:: WORK TASK ::
Please repeat every line below exactly, from the first to the last.

:: Dataset rows describing interfaces ::
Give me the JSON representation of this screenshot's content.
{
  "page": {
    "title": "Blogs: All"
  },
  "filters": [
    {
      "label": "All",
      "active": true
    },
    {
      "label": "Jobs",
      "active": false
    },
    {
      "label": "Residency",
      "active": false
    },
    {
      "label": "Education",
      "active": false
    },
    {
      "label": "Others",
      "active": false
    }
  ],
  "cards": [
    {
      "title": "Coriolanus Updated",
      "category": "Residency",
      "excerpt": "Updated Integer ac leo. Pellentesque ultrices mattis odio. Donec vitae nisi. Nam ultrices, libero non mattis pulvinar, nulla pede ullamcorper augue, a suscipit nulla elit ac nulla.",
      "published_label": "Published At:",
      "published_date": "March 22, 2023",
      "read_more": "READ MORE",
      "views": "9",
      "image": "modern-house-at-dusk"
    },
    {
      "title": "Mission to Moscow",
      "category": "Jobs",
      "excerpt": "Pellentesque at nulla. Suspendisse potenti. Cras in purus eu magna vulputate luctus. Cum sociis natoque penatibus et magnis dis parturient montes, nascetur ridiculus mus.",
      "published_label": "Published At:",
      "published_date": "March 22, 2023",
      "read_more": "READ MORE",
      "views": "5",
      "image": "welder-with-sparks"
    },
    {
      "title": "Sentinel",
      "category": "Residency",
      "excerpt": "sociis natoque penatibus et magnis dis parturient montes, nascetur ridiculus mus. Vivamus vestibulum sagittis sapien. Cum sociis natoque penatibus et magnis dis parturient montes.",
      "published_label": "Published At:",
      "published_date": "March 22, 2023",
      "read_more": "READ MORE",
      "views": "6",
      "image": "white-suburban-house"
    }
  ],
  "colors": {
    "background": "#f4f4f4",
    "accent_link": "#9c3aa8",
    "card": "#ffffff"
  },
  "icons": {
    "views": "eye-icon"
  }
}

:: RESULT OF THE TASK ::
Give me the JSON representation of this screenshot's content.
{
  "page": {
    "title": "Blogs: All"
  },
  "filters": [
    {
      "label": "All",
      "active": true
    },
    {
      "label": "Jobs",
      "active": false
    },
    {
      "label": "Residency",
      "active": false
    },
    {
      "label": "Education",
      "active": false
    },
    {
      "label": "Others",
      "active": false
    }
  ],
  "cards": [
    {
      "title": "Coriolanus Updated",
      "category": "Residency",
      "excerpt": "Updated Integer ac leo. Pellentesque ultrices mattis odio. Donec vitae nisi. Nam ultrices, libero non mattis pulvinar, nulla pede ullamcorper augue, a suscipit nulla elit ac nulla.",
      "published_label": "Published At:",
      "published_date": "March 22, 2023",
      "read_more": "READ MORE",
      "views": "9",
      "image": "modern-house-at-dusk"
    },
    {
      "title": "Mission to Moscow",
      "category": "Jobs",
      "excerpt": "Pellentesque at nulla. Suspendisse potenti. Cras in purus eu magna vulputate luctus. Cum sociis natoque penatibus et magnis dis parturient montes, nascetur ridiculus mus.",
      "published_label": "Published At:",
      "published_date": "March 22, 2023",
      "read_more": "READ MORE",
      "views": "5",
      "image": "welder-with-sparks"
    },
    {
      "title": "Sentinel",
      "category": "Residency",
      "excerpt": "sociis natoque penatibus et magnis dis parturient montes, nascetur ridiculus mus. Vivamus vestibulum sagittis sapien. Cum sociis natoque penatibus et magnis dis parturient montes.",
      "published_label": "Published At:",
      "published_date": "March 22, 2023",
      "read_more": "READ MORE",
      "views": "6",
      "image": "white-suburban-house"
    }
  ],
  "colors": {
    "background": "#f4f4f4",
    "accent_link": "#9c3aa8",
    "card": "#ffffff"
  },
  "icons": {
    "views": "eye-icon"
  }
}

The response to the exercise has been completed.